And then there is Ms. E, the chameleon with a professional title who can alter her presence to fit her environment. The woman who marches with merengue in her hips, the taste of Native resistance on her lips, the somber scowl of the silenced squaw. She has her nails done bi-weekly to hide the earth embedded beneath the tips that reveal her country commonness. And 'dat ass, the tell-all sign of blackness she can't hide, she never tries, resigned with a semblance of pride.
Ms. E is the "other" who sings Anita Baker in the spring, Billie Holiday in the summertime, Rickie Lee Jones in early evenings of fall, and makes up her own songs to get her through winters that are often unseasonably long, cold and quiet. With unconsented conception cradling her spirit, she determined that her life would have meaning, and so she committed to survival, hardly the fittest, but full of passion to fight for the underdog, trumpeting "Charge!" to all her other personalities as the situation required.
The dominant personality, Ms. E is competent, intelligent, and well traveled - Mexico, Cuba, Canada, South Korea, China, Costa Rica, Jamaica. Her map of "where next" includes unassuming places like Suriname, Madagascar. And countries either at war or nations that would be diametrically opposed to her liberated nature: Turkey, Israel, Palestine, Egypt. She wants to go because of the extremes, the spirit of resistance, and because she thinks it will be a pleasant respite to cover herself completely so men are only able to ogle her eyes instead of 'dem hips.
Ms. E claims many titles: mother, divorced single parent, educator, artist, a writer with no time to write, nature lover living in the 'hood cuz it's the only place she can find work to pay for life. Adaptable, a settler's spirit and a pioneer's drive, she's lived in multiple states and crossed country thrice. Yet as she gets older, she feels tired. The hinges that hold the doors to her rooms are loosening. The locks insecure. She longs for home, to come to herself, to be whole. To be known by someone other than God.

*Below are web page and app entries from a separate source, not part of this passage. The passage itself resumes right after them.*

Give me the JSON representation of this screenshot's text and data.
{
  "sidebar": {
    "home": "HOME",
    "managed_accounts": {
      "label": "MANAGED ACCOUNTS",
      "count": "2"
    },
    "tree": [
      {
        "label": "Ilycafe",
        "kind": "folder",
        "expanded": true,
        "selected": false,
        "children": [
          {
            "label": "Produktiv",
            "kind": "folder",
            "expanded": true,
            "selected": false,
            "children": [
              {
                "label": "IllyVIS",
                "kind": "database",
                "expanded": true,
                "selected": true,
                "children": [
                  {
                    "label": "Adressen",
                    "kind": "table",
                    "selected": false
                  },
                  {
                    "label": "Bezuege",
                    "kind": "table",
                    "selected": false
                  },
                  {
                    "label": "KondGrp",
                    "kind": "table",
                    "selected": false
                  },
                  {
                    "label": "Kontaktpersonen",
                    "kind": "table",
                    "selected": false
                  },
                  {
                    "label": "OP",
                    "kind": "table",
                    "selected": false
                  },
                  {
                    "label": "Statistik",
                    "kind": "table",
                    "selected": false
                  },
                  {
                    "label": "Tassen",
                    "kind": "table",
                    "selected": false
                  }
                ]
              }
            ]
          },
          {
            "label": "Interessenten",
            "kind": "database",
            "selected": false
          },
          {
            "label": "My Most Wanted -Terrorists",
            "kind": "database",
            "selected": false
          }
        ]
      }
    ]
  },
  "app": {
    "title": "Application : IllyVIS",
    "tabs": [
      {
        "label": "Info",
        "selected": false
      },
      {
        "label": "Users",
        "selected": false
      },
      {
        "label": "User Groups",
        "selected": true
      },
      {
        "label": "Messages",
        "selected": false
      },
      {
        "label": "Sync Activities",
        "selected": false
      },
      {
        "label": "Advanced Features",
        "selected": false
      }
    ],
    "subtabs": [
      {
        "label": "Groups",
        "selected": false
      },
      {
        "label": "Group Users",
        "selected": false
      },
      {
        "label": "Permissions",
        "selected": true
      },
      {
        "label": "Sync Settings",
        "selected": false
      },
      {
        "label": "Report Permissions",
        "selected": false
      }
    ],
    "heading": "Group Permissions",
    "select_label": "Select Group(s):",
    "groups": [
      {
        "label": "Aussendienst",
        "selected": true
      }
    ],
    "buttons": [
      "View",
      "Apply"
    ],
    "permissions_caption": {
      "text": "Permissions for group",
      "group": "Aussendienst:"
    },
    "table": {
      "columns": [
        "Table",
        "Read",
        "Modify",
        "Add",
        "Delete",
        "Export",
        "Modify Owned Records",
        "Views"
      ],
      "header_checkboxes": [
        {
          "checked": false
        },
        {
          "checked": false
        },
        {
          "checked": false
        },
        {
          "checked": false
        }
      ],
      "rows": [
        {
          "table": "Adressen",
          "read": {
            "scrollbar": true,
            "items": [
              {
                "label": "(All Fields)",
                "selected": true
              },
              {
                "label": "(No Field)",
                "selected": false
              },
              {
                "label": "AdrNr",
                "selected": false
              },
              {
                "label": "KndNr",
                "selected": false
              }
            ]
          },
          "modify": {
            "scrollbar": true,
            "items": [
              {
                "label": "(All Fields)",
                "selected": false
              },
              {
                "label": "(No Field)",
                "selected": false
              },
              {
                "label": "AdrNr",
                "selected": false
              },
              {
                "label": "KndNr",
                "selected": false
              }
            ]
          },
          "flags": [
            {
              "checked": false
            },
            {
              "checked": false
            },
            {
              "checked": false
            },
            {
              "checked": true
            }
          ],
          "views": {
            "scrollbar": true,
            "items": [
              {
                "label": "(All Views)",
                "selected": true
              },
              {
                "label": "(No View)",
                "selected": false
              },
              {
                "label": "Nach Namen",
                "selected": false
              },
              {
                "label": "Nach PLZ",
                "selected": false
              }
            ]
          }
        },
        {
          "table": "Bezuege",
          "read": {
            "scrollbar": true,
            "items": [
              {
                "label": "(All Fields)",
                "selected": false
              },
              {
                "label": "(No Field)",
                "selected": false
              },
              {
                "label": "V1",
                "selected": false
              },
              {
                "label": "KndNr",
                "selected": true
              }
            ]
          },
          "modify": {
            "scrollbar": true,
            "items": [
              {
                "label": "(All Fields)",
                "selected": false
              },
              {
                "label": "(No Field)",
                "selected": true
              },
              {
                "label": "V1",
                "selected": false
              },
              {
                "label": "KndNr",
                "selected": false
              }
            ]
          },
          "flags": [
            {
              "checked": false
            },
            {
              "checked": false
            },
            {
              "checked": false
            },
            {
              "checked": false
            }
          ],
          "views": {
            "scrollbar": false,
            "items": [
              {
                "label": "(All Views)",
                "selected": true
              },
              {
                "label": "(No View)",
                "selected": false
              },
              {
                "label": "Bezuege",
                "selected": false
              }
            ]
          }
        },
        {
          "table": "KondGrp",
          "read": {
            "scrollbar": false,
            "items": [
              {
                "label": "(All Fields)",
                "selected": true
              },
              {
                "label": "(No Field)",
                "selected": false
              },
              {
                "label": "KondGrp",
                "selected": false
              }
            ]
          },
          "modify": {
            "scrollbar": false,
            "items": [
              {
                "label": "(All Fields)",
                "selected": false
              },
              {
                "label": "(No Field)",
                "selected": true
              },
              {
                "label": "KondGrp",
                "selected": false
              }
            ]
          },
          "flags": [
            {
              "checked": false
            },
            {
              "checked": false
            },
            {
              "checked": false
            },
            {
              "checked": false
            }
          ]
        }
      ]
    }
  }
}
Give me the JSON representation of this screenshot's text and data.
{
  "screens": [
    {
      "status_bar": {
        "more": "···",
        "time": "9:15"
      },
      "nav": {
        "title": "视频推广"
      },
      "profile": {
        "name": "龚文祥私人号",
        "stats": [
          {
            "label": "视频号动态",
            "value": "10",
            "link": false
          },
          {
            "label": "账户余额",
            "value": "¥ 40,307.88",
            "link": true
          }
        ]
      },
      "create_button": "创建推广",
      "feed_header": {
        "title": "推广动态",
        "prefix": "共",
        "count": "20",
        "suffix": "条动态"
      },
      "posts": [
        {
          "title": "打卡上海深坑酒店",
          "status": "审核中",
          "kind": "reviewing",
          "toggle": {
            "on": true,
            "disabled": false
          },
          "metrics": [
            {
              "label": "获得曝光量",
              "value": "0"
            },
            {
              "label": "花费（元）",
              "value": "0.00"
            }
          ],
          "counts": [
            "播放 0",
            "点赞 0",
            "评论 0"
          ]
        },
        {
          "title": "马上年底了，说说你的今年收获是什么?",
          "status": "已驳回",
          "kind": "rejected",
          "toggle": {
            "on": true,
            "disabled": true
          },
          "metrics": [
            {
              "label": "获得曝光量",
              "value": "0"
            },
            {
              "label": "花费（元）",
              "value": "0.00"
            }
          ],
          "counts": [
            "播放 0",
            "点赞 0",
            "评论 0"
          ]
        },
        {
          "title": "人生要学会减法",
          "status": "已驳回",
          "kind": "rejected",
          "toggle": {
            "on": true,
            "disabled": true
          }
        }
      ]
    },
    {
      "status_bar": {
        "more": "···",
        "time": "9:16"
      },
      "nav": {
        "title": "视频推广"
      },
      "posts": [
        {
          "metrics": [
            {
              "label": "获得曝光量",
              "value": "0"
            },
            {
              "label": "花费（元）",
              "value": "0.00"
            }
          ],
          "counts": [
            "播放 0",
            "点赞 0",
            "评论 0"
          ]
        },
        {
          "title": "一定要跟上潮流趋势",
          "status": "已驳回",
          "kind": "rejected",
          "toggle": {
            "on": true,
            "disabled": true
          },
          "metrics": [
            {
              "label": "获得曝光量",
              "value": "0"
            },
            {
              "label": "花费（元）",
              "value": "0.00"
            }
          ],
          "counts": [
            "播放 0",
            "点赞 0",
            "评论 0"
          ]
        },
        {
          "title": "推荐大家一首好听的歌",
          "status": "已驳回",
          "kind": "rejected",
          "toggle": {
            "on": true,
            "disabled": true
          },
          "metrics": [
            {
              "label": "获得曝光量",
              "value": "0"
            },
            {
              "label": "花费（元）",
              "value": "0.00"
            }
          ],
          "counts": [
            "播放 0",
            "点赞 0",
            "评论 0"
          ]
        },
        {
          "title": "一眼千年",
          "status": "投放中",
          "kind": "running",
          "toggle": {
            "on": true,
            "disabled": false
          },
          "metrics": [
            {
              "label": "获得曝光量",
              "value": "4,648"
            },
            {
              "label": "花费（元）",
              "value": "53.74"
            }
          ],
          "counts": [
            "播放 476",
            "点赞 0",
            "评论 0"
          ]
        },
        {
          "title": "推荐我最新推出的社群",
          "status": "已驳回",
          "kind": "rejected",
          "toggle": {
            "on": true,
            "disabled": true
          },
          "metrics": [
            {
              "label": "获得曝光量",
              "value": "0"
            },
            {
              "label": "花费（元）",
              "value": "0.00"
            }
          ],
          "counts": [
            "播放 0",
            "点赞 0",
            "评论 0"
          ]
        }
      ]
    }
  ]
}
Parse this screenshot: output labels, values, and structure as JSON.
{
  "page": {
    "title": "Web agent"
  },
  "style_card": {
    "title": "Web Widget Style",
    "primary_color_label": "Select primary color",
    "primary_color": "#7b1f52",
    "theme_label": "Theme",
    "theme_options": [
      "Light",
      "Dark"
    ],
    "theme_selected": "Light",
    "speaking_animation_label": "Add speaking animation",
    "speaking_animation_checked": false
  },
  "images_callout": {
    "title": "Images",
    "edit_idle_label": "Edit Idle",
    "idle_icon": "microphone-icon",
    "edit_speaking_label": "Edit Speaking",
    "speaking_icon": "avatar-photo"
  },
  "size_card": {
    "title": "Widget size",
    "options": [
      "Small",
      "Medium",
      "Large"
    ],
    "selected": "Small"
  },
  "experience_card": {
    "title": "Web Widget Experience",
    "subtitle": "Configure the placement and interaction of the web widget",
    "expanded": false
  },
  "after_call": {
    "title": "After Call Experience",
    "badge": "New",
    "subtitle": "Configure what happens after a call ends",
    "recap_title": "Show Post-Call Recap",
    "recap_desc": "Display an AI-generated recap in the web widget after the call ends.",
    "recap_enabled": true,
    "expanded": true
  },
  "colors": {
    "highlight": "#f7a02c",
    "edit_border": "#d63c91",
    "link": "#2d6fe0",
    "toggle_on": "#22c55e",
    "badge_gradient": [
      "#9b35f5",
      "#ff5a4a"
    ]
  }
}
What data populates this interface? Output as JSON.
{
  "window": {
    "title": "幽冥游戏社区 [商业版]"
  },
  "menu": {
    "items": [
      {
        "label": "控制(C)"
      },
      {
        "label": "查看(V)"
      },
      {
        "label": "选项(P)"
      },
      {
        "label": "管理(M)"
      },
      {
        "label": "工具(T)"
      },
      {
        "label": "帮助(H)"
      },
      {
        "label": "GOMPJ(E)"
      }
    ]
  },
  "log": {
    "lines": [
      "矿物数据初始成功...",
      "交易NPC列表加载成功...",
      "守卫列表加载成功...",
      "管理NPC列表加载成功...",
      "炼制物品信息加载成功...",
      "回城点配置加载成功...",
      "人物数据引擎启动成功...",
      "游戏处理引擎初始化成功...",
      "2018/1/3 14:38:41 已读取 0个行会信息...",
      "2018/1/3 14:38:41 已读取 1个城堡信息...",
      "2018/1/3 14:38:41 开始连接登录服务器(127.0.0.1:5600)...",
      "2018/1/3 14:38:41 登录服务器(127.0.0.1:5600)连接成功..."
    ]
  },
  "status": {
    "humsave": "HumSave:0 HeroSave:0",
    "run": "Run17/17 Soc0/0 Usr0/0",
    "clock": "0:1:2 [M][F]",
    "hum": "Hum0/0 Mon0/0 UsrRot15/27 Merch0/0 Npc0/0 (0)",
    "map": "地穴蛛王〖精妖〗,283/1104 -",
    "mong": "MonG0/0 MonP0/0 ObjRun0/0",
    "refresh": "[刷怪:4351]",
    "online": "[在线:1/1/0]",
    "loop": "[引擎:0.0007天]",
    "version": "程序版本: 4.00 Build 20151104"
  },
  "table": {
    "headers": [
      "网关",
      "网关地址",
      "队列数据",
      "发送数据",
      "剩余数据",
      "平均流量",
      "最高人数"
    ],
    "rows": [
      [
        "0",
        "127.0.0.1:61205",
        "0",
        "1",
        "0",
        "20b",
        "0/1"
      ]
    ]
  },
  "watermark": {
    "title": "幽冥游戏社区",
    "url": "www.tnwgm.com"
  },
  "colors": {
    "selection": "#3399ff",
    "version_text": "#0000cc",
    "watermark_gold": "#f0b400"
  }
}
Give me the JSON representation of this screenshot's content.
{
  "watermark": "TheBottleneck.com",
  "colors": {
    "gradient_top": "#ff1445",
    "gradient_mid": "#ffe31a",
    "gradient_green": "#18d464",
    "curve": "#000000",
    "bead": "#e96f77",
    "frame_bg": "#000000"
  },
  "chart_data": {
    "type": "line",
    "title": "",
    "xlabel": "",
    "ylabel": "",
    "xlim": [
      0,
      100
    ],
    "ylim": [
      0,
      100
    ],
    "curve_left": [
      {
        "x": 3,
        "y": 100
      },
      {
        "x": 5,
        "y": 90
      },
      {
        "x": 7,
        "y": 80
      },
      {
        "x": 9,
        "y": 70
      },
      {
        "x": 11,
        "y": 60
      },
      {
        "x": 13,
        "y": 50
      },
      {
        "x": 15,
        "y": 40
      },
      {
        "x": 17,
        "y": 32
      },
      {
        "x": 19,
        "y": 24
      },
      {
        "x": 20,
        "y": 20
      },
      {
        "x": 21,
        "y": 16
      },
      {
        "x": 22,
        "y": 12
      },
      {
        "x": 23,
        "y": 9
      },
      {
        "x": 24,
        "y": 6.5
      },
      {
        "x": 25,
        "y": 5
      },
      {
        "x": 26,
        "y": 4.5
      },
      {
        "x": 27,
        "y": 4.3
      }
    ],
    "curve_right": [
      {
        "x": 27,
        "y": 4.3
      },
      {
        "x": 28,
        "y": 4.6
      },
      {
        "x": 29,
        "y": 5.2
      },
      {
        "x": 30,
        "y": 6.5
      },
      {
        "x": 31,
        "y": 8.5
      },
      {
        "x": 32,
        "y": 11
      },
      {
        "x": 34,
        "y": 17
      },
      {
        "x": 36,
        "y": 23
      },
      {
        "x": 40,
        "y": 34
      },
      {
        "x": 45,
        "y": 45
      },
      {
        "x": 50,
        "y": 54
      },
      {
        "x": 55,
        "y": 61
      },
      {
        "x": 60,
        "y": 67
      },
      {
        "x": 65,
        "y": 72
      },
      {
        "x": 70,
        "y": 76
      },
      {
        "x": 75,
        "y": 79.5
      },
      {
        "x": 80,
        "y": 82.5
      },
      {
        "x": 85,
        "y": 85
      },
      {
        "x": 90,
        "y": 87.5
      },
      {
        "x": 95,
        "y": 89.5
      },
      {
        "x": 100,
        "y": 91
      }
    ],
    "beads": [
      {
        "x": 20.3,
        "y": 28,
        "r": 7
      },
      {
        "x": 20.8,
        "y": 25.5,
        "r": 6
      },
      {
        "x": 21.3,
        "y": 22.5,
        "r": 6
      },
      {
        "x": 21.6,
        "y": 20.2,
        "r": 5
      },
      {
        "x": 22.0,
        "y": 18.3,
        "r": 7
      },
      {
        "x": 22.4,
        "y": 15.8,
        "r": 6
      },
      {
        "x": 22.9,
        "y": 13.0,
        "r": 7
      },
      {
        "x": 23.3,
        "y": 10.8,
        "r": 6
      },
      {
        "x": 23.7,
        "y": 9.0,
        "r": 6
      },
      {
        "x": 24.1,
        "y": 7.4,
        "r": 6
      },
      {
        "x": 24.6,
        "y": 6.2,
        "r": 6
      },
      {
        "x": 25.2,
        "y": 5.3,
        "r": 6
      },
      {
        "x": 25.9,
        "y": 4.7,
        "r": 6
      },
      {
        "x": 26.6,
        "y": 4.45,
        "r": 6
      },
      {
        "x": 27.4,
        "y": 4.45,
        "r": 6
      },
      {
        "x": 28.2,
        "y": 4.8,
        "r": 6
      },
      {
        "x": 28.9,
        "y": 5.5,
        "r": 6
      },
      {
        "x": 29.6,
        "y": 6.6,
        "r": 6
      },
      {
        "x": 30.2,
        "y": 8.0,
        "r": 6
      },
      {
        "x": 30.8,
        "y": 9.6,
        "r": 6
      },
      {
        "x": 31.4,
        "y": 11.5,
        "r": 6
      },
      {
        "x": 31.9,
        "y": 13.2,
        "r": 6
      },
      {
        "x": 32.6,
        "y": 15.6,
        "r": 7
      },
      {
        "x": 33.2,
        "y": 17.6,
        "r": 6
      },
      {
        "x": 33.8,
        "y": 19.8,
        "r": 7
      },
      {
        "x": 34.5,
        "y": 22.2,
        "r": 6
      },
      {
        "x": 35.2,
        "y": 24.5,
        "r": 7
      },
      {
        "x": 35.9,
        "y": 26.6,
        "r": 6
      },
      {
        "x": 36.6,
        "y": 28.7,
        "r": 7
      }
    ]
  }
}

"To be loved," Birdie chimes. She is the dreamer. "Hush, child. We got work to do," Ms. E interrupts and proceeds to type up e-mails and return phone calls through the last hour of morning. "What's for lunch?" asks the teenager at 11:45. "We should leave early and go on a picnic!" suggests Hippie-child. "You need to call Patrick and ask him to take us out," Heaven tempts. Ms. E shuts them all down. "I'm going to finish this stack of paperwork, and then eat the Indian food I bought from Trader Joe's. I have a budget and I'm going to stick to it this month!" Mom and Mrs. Right agree with a curt nod while the rest pout in their respective rooms. The hinge on the door of an unknown room squeaks. Ms. E sighs. "No wonder I'm single. Can't no man handle all of me."